Most residential air purifiers push air around the rate of 150 – 250 CFM.
You could check that in the specifications. And remember, as I said earlier, there is a difference in CADR and airflow.
If the CADR is 300 CFM. You can expect the actual airflow to be around 400 CFM.
That is why I was generous with CADR ratings of air purifiers in my calculation, to take into account that fraction of air that passes through filters but never gets cleaned.
Are There Some Air Purifiers That Also Work as Fans?
There are some air purifying fans available in the market that serve a dual purpose: air circulation and air purification. And they can do so by blowing air at a speed equivalent to fans.
Many people observed a cleaner environment and significantly less dust on floors using them.
There are several options available but if you plan on having one give a look to my recommendation: Dyson Pure Cool™ TP01 Air Purifier and Fan.
I selected it based on its high airflow and a good air filtration and purification system. And yes, it does have a HEPA filter in it.

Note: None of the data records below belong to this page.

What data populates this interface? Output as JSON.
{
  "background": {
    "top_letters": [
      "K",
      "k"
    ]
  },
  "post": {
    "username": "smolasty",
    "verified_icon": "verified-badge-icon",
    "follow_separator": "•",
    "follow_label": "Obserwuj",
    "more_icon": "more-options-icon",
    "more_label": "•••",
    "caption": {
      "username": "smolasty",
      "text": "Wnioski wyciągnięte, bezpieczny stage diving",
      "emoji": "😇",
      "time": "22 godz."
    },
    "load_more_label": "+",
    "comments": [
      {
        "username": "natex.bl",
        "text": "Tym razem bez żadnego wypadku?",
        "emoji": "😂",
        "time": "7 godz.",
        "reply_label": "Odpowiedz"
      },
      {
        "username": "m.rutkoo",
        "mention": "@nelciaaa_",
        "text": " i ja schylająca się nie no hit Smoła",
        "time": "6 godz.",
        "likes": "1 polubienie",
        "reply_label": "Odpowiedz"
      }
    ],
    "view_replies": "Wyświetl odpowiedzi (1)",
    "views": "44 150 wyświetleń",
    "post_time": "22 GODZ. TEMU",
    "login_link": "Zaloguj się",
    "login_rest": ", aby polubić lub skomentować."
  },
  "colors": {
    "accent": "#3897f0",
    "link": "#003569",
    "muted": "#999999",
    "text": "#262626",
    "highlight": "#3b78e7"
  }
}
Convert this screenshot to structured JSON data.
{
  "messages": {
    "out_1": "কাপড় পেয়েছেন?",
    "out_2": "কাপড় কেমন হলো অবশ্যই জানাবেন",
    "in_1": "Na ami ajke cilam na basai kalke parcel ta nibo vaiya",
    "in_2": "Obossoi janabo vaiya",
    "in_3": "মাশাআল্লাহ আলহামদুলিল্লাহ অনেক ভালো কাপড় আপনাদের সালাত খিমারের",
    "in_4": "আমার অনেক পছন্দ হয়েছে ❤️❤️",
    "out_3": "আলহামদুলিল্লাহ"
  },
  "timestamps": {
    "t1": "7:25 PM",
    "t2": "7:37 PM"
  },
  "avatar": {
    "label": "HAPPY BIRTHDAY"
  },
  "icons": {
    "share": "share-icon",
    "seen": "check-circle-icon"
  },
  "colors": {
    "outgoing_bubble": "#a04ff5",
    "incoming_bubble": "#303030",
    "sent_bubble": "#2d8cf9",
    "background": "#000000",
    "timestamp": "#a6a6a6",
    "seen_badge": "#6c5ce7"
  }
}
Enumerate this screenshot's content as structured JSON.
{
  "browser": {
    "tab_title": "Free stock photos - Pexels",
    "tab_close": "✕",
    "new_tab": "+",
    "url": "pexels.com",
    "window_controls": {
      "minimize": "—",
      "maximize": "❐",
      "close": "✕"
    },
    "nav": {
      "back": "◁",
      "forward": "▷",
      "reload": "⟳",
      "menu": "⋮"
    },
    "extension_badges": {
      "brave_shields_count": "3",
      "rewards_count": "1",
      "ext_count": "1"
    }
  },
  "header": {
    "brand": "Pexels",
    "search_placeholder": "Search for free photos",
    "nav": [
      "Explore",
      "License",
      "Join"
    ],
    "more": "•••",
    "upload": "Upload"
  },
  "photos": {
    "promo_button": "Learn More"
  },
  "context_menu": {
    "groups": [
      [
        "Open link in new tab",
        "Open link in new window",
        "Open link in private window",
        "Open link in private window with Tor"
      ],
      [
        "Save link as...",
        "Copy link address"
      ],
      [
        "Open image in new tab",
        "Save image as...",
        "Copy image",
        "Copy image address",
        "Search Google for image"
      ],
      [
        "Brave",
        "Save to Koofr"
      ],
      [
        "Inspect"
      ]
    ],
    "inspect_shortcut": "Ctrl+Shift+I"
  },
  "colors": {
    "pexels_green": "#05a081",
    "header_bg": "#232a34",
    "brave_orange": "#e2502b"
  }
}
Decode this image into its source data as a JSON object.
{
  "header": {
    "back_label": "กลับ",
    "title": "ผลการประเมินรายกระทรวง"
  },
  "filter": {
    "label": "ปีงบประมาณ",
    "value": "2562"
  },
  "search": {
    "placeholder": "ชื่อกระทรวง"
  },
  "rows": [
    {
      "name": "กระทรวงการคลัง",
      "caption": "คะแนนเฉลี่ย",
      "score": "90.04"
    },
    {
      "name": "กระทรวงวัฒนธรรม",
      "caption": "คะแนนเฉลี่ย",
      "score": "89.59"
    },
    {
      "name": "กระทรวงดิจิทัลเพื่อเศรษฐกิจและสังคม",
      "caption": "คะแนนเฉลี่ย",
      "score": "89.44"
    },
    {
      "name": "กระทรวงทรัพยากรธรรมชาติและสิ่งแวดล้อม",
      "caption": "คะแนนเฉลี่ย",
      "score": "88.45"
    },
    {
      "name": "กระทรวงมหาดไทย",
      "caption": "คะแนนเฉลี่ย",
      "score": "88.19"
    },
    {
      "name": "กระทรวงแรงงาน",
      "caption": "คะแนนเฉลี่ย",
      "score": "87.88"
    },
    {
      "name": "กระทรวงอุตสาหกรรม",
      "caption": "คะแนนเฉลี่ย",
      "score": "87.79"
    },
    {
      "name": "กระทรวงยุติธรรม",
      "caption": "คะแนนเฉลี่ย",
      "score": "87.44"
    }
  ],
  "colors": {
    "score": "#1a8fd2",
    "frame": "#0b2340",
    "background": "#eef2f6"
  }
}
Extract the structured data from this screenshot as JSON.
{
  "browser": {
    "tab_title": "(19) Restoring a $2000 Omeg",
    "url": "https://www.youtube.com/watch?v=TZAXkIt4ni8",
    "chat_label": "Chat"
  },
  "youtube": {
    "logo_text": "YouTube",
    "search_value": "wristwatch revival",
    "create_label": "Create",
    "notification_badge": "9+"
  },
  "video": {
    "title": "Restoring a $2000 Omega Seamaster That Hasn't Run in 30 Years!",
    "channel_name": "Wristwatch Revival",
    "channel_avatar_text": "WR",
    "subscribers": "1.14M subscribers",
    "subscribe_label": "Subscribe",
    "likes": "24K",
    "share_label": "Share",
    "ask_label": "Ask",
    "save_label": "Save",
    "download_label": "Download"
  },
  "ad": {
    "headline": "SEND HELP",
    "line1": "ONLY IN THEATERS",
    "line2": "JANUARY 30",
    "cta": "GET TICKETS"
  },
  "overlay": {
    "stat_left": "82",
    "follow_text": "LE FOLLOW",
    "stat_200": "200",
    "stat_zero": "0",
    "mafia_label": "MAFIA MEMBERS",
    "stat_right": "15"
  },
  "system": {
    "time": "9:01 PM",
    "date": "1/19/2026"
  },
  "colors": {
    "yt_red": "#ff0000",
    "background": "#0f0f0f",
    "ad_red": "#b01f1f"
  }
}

Air purifiers do allow air movement and circulation in your living area but for most residential units, it would be much lower than fans. So your air purifier will most likely not be able to replace the fan.
However, you could use air purifiers for smaller rooms for circulation at the rate of 100 – 400 CFM, as well as enhance the quality of its environment.